Other snippets from the August 1947 article included: “She can cook (but hates it), sews and designs her own clothes, loves swimming and has taken up golf, but doesn’t ski.” Asked for her opinion on American men, she was slightly vague: “I haven’t any opinion [OK, very vague]. Since I came back to America the men I have met have almost all been European.”
Hjördis’ New York modelling career did not begin as expected, compared with her previous experiences within the comfortable world of NK in Stockholm:
“It was really quite terrible. There were about twenty girls – all top models in New York – placed in a row and inspected like animals exhibited at market. I have rarely been involved in anything so unpleasant, and I left without even waiting for my turn. I simply don’t understand how such skilled and recognised professional as those models could find themselves in such a situation!”
“Then I became acquainted with a very nice, polite lady who worked at Town & Country (a Hearst-owned magazine aimed at socialites and café society) and through her I worked with them as a photo model. That was something completely different. A well-paid job that I enjoyed!”
Out of order
As well as carving out a career, or careers, Hjördis had apparently been planning to marry Igor Cassini, a man whose current wife had the freedom to pursue a high-profile career parallel to his own.
“While in New York,” Hollywood gossip queen Hedda Hopper wrote, “her constant companion was Cholly Knickerbocker.” Not according to Hjördis, who mentioned that Cassini was usually unavailable. Things were not working out.
According to Igor, “everything went without a hitch” and there was only one moment in their relationship when Hjördis showed irritation – after he took her to a restaurant to meet Joseph Kennedy, the patriarch of the Kennedy clan. When Igor shuffled off to the rest-room, good old Joe made a pass at Hjördis:
“I could not understand why (she was annoyed) until she explained that Joe suggested setting her up in a lovely little apartment if she ever had any trouble with me. He came on strong. Whether Joe did it to help me or screw me [my bet’s heavily on the latter], it did not improve our relationship.”
The major issue was that Igor was still married, to a “good Catholic girl”, which Joseph Kennedy was able to play upon. By July rumours were reaching Sweden of Hjördis’ intention to marry Igor, and must also, surely, have reached Austine Cassini.
“Bootsie was my wife,” Igor said, “and for various reasons I was reluctant to break with her definitively.

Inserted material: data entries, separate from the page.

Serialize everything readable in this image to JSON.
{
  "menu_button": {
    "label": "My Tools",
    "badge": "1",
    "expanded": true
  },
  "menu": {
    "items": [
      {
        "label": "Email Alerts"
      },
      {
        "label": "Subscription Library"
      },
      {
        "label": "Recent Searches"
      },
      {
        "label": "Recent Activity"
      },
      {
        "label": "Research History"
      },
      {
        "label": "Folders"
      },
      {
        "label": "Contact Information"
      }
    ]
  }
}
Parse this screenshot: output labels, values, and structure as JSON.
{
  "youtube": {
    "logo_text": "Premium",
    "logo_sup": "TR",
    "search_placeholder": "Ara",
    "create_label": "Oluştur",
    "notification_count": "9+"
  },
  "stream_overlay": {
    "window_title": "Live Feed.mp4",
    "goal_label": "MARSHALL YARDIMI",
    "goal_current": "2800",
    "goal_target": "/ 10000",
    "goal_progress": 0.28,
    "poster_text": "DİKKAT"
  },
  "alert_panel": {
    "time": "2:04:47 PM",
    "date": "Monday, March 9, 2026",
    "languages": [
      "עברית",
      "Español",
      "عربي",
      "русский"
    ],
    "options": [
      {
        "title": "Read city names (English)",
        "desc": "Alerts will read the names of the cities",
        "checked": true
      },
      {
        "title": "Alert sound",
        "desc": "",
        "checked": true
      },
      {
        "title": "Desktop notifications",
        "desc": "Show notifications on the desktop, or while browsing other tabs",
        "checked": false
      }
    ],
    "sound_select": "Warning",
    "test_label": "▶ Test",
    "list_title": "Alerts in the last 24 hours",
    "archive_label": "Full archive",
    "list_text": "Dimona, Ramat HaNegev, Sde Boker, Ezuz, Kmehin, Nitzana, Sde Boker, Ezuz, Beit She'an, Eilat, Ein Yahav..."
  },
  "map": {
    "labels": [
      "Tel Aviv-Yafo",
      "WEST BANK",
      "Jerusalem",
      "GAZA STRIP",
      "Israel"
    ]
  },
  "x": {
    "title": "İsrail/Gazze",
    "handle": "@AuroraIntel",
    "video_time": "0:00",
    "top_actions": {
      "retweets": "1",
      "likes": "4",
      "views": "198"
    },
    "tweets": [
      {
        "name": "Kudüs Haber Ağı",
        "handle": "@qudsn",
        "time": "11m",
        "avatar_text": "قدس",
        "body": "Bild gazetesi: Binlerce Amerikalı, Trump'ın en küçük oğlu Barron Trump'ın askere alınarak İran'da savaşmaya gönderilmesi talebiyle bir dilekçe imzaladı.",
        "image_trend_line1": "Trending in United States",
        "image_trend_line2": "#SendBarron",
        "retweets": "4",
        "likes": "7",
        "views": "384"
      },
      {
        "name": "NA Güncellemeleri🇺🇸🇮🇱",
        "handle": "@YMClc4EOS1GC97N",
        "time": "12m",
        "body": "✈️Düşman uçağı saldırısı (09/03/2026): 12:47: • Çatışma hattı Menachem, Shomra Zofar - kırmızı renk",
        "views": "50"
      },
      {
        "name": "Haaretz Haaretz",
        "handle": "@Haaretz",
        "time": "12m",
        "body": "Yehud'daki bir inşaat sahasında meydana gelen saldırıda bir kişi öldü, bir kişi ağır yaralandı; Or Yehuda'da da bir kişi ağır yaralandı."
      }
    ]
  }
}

We had been very much in love before the war.” Bootsie however was not so reluctant, and set out to definitively break with Igor.
Next page: The sawmill worker’s daughter